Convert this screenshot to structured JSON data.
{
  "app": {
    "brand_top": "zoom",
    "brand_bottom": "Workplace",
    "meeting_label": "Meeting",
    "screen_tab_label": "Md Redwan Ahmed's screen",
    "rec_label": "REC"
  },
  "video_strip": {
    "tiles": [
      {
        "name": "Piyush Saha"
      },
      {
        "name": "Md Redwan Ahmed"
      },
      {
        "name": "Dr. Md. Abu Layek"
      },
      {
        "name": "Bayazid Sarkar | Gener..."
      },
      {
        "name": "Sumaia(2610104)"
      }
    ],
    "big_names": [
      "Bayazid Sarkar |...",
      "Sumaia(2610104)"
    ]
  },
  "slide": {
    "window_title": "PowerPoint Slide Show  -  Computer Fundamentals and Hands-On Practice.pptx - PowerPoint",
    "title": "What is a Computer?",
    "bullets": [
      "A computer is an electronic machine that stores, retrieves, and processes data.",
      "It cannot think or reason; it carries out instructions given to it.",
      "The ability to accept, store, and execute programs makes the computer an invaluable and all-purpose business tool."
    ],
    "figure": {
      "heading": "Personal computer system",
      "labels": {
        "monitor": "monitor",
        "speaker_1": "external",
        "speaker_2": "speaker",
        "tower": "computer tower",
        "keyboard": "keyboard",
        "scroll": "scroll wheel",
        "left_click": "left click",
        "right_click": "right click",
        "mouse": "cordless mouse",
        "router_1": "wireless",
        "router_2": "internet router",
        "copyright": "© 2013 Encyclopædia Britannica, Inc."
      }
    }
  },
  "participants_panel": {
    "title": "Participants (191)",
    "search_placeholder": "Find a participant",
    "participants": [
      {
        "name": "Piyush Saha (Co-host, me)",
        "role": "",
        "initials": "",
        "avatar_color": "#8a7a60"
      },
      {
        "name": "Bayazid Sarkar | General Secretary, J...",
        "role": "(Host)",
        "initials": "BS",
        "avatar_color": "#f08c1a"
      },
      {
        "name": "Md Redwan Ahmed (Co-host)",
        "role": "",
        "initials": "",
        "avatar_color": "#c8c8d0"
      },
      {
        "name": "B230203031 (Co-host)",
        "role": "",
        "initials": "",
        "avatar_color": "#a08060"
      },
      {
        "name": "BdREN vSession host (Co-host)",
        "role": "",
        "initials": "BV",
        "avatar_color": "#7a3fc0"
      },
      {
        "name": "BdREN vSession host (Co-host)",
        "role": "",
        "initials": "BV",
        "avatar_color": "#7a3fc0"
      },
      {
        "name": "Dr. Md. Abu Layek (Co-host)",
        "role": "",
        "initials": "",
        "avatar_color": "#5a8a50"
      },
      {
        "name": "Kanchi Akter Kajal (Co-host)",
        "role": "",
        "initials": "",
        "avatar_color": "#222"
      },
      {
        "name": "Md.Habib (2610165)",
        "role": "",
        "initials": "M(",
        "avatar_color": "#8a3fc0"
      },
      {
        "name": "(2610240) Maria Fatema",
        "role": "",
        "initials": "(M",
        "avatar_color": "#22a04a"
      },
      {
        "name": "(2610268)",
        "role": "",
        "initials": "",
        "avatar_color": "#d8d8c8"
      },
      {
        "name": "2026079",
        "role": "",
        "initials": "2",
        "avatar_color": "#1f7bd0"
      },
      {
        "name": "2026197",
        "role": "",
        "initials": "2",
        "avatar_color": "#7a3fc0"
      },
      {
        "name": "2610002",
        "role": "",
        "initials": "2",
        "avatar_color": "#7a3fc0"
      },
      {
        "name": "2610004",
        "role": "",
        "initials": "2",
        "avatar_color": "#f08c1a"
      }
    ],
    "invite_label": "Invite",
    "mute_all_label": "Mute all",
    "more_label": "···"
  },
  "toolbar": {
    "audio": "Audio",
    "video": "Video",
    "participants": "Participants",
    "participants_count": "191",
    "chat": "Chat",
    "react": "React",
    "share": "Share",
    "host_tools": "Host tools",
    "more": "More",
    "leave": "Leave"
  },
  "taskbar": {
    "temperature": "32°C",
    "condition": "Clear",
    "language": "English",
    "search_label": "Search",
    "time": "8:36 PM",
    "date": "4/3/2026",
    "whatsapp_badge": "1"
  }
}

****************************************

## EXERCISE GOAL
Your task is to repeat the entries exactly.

## SOLUTION FOR THIS TASK
Convert this screenshot to structured JSON data.
{
  "app": {
    "brand_top": "zoom",
    "brand_bottom": "Workplace",
    "meeting_label": "Meeting",
    "screen_tab_label": "Md Redwan Ahmed's screen",
    "rec_label": "REC"
  },
  "video_strip": {
    "tiles": [
      {
        "name": "Piyush Saha"
      },
      {
        "name": "Md Redwan Ahmed"
      },
      {
        "name": "Dr. Md. Abu Layek"
      },
      {
        "name": "Bayazid Sarkar | Gener..."
      },
      {
        "name": "Sumaia(2610104)"
      }
    ],
    "big_names": [
      "Bayazid Sarkar |...",
      "Sumaia(2610104)"
    ]
  },
  "slide": {
    "window_title": "PowerPoint Slide Show  -  Computer Fundamentals and Hands-On Practice.pptx - PowerPoint",
    "title": "What is a Computer?",
    "bullets": [
      "A computer is an electronic machine that stores, retrieves, and processes data.",
      "It cannot think or reason; it carries out instructions given to it.",
      "The ability to accept, store, and execute programs makes the computer an invaluable and all-purpose business tool."
    ],
    "figure": {
      "heading": "Personal computer system",
      "labels": {
        "monitor": "monitor",
        "speaker_1": "external",
        "speaker_2": "speaker",
        "tower": "computer tower",
        "keyboard": "keyboard",
        "scroll": "scroll wheel",
        "left_click": "left click",
        "right_click": "right click",
        "mouse": "cordless mouse",
        "router_1": "wireless",
        "router_2": "internet router",
        "copyright": "© 2013 Encyclopædia Britannica, Inc."
      }
    }
  },
  "participants_panel": {
    "title": "Participants (191)",
    "search_placeholder": "Find a participant",
    "participants": [
      {
        "name": "Piyush Saha (Co-host, me)",
        "role": "",
        "initials": "",
        "avatar_color": "#8a7a60"
      },
      {
        "name": "Bayazid Sarkar | General Secretary, J...",
        "role": "(Host)",
        "initials": "BS",
        "avatar_color": "#f08c1a"
      },
      {
        "name": "Md Redwan Ahmed (Co-host)",
        "role": "",
        "initials": "",
        "avatar_color": "#c8c8d0"
      },
      {
        "name": "B230203031 (Co-host)",
        "role": "",
        "initials": "",
        "avatar_color": "#a08060"
      },
      {
        "name": "BdREN vSession host (Co-host)",
        "role": "",
        "initials": "BV",
        "avatar_color": "#7a3fc0"
      },
      {
        "name": "BdREN vSession host (Co-host)",
        "role": "",
        "initials": "BV",
        "avatar_color": "#7a3fc0"
      },
      {
        "name": "Dr. Md. Abu Layek (Co-host)",
        "role": "",
        "initials": "",
        "avatar_color": "#5a8a50"
      },
      {
        "name": "Kanchi Akter Kajal (Co-host)",
        "role": "",
        "initials": "",
        "avatar_color": "#222"
      },
      {
        "name": "Md.Habib (2610165)",
        "role": "",
        "initials": "M(",
        "avatar_color": "#8a3fc0"
      },
      {
        "name": "(2610240) Maria Fatema",
        "role": "",
        "initials": "(M",
        "avatar_color": "#22a04a"
      },
      {
        "name": "(2610268)",
        "role": "",
        "initials": "",
        "avatar_color": "#d8d8c8"
      },
      {
        "name": "2026079",
        "role": "",
        "initials": "2",
        "avatar_color": "#1f7bd0"
      },
      {
        "name": "2026197",
        "role": "",
        "initials": "2",
        "avatar_color": "#7a3fc0"
      },
      {
        "name": "2610002",
        "role": "",
        "initials": "2",
        "avatar_color": "#7a3fc0"
      },
      {
        "name": "2610004",
        "role": "",
        "initials": "2",
        "avatar_color": "#f08c1a"
      }
    ],
    "invite_label": "Invite",
    "mute_all_label": "Mute all",
    "more_label": "···"
  },
  "toolbar": {
    "audio": "Audio",
    "video": "Video",
    "participants": "Participants",
    "participants_count": "191",
    "chat": "Chat",
    "react": "React",
    "share": "Share",
    "host_tools": "Host tools",
    "more": "More",
    "leave": "Leave"
  },
  "taskbar": {
    "temperature": "32°C",
    "condition": "Clear",
    "language": "English",
    "search_label": "Search",
    "time": "8:36 PM",
    "date": "4/3/2026",
    "whatsapp_badge": "1"
  }
}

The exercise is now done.